Being a musician is not just a profession, it’s a way of life. Creating a piece of music that truly connects to your soul, is a fulfillment in itself. However, music production involves bulk loads of work.
Apart from the struggle to hone your creative skills and the countless hours that go into practice, music production, just like any other creative field, also demands both initial and progressive investment.
In the early stages, producers may be overwhelmed by the depth of knowledge required to begin the setup for home studios. It is tempting to go all out and buy things that we feel are the best on the market but there’s a need to be real and extremely cautious in this scenario.
As a beginner, it is more important to learn rather than have equipment and instruments that you’re not ready to handle. The key is to have clarity about your own abilities so that you can do more with what you already have.
More often than not, beginner’s make the common mistake of wanting way more than actually needed. This, in fact, is one of the root causes of disappointment among them.
We are thus going to guide you through a list of budget essentials for your home studio setup.
Here you go!
1. DAW (Digital Audio Workstation)
Having a DAW is the most fundamental requirement for starting a home studio. Without a working DAW all of the recording hardware that you can think of is useless.

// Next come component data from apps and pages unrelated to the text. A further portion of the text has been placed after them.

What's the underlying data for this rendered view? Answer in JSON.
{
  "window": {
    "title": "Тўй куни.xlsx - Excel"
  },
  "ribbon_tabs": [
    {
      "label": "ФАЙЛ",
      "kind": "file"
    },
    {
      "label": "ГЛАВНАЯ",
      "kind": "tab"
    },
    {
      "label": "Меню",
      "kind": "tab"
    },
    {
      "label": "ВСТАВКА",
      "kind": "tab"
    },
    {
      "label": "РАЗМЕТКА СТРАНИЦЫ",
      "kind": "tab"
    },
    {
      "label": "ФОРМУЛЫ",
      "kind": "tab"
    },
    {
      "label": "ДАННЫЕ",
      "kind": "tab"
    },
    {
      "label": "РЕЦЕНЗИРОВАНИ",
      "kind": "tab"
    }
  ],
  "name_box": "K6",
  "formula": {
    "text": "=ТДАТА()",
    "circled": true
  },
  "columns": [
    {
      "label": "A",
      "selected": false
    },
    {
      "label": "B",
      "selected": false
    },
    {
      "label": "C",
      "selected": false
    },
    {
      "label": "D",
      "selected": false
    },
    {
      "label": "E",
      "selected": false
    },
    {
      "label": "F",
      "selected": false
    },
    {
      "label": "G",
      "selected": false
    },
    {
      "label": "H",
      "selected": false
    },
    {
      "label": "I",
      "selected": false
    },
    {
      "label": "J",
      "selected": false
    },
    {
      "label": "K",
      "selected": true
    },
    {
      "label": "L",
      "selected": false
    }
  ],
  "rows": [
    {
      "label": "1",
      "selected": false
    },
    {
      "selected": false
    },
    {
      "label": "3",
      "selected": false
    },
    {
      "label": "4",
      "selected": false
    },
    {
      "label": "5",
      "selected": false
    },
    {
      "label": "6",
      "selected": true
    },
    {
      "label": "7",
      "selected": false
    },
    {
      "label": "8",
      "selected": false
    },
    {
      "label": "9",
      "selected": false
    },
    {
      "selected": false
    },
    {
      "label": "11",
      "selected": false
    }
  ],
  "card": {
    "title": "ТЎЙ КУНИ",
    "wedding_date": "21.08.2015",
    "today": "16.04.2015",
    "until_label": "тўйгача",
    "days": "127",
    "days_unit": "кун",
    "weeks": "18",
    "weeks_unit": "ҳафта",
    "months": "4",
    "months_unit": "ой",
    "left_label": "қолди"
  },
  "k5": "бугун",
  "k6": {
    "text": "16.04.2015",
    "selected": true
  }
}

There are plenty of options when it comes to picking a DAW. For new producers, Logic Pro X which is limited to iOS and Ableton Live which can be used with both Windows and iOS are the two most reputed DAWs.
Both of these can handle any workload that you throw at them. To be precise, they have their own set of advantages and you cannot go wrong with either of the choices.
2. Monitoring System
Different sound systems present different characteristics. Some have well pronounced high ends, while others have exaggerated lows. You can always rely on your ears to judge the quality of music that you’ve produced but a wise producer always checks it on various monitoring devices.
Professionally, closed-back monitor headphones and near field studio monitors are used to obtain a balanced sound output. Here are some of the pocket-friendly options for beginners.
- Closed back monitor headphones:
- Audio Technica’s ATH M50X
- Sennheiser HD 280
- Near field studio monitors:
- Yamaha HS5
- KRK Rokits
However, you can leave out the monitor if your room has not been acoustically treated for reverberations and noises.
3. Audio Interface
Audio interfaces act as the bridge between your analog instruments and your DAW. Be it a guitar or a microphone, you’ll need one of these to record into your DAWs.
For beginners, interfaces with two inputs are sufficient and fortunately, there are plenty of budget friendly interfaces which meet this requirement.
Some of the good options are:
- Focusrite Scarlett solo
- Presonus Audiobox itwo
- Presonus studio 24c
- MOTU M2 and M4.
However, these products boast industry-leading lowest latency and thus, have slightly higher prices.
Everyone knows that a microphone is used to record sounds but not a lot of people are aware that to record different types of sounds, different microphones are better suited.
In their price range, both Shure SM57 and Audio Technica AT2020 are the smartest choices available. For a beginner using either one, it is going to be a straight-out-of- the-dreams experience. Yes, they’re that good for their price range!
Setting up a home studio takes up a lot of time. You can always opt to upgrade your equipment as time progresses.
But before that, just ask yourself, if you have never played piano even for a day in your life and yet you go ahead and buy a 400$ MIDI keyboard, what will it do apart from gathering dust in your studio?
Being real with yourself and your abilities is of utmost importance. Just remember, it’s not the equipment but sincere practice that makes you perfect!